Ingenico Helps Bridge Gap Between Mobile Payments and Rewards Program
Loyalty programs are the grease for a lot of wheels when it comes to retail. Not only do properly-executed loyalty programs keep shoppers coming back to particular stores, they also have an excellent potential for driving support to mobile payments systems as well. Recently, one new move announced by our friends at Ingenico—who also tipped us off about the event—gives the mobile payments / loyalty program concept a little more connection.
Basically, with the new move, Ingenico has integrated Apple Pay support for loyalty program options into Ingenico’s line of payment tools. This makes anyone who’s offering Apple Pay to customers also able to offer things like gift cards, rewards programs, and other options to customers. Such a move is expected to add new options for customer engagement and improve the overall shopping experience accordingly.

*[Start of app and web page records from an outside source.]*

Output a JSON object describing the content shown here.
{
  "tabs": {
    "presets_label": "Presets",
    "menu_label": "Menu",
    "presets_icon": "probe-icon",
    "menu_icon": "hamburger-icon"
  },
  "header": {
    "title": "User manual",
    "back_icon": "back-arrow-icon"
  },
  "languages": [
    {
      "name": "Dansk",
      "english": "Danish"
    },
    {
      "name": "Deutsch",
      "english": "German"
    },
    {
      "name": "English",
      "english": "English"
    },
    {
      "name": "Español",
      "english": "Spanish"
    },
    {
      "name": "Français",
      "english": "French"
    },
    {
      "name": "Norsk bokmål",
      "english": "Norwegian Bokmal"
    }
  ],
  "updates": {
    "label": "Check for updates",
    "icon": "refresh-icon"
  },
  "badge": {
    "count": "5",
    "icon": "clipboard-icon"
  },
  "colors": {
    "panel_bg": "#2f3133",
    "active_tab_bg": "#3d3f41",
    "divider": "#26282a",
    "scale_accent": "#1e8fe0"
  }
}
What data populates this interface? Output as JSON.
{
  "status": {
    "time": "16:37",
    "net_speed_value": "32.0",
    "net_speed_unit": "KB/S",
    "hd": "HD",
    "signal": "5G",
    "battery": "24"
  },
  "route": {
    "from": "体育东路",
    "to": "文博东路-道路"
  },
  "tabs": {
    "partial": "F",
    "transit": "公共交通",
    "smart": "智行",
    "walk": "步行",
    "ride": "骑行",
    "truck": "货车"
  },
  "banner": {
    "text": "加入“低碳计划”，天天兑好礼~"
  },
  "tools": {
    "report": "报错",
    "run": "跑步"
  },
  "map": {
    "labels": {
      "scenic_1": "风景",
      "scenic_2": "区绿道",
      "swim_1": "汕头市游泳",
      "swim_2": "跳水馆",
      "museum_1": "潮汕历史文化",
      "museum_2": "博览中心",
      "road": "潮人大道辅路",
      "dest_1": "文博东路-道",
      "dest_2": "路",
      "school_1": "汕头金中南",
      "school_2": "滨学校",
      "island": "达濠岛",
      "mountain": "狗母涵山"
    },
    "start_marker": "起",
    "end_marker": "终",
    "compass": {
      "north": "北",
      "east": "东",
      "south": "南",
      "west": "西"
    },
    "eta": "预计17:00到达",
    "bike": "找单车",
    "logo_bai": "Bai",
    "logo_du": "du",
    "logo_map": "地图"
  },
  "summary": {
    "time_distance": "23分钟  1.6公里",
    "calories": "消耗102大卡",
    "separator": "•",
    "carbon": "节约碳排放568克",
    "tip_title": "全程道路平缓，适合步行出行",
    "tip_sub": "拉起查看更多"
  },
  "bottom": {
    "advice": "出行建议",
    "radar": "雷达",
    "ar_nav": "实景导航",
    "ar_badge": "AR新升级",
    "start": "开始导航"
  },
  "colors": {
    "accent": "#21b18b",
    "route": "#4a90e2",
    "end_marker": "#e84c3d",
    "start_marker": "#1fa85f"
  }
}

Systems set to benefit from the new move include the Telium TETRA UPP and the Telium 2 RBA system, along with much of the Ingenico platform as a whole. Canada Standalone and Moby customers, meanwhile, are slated to get access to this system by sometime in the first half of 2020.
Ingenico Group North America director of go-to-market strategy Mark Bunney noted “Our integration of Apple Pay support for loyalty programs allows us to modernize and digitize the traditional punch card and facilitate a wide range of next-generation experiences on iPhone across loyalty, gift card, rewards, ticketing and more. This enables merchants to really get sophisticated in driving loyalty, reduce in-store friction and gain a firm understanding of who their customer is and how to best engage with them.”
It’s like we’ve said here before; adding loyalty program support to mobile payments makes it more likely that mobile payments will get used. Why? Simple; people like getting something for nothing, or rather, for something they would have done anyway. That’s a draw. That free 11th sub, haircut, pair of shoes or whatever is a valuable proposition, but its value is tempered by what needs to be done to get it. Some don’t see the value in keeping a card on hand, and regularly updated, for the sake of that freebie.
But if getting that freebie becomes as easy as using a mobile payments tool, well, that’s different.
Only time will tell just how different, though, but Ingenico’s move is likely good enough to draw some interested businesses in to get a new way to reach customers.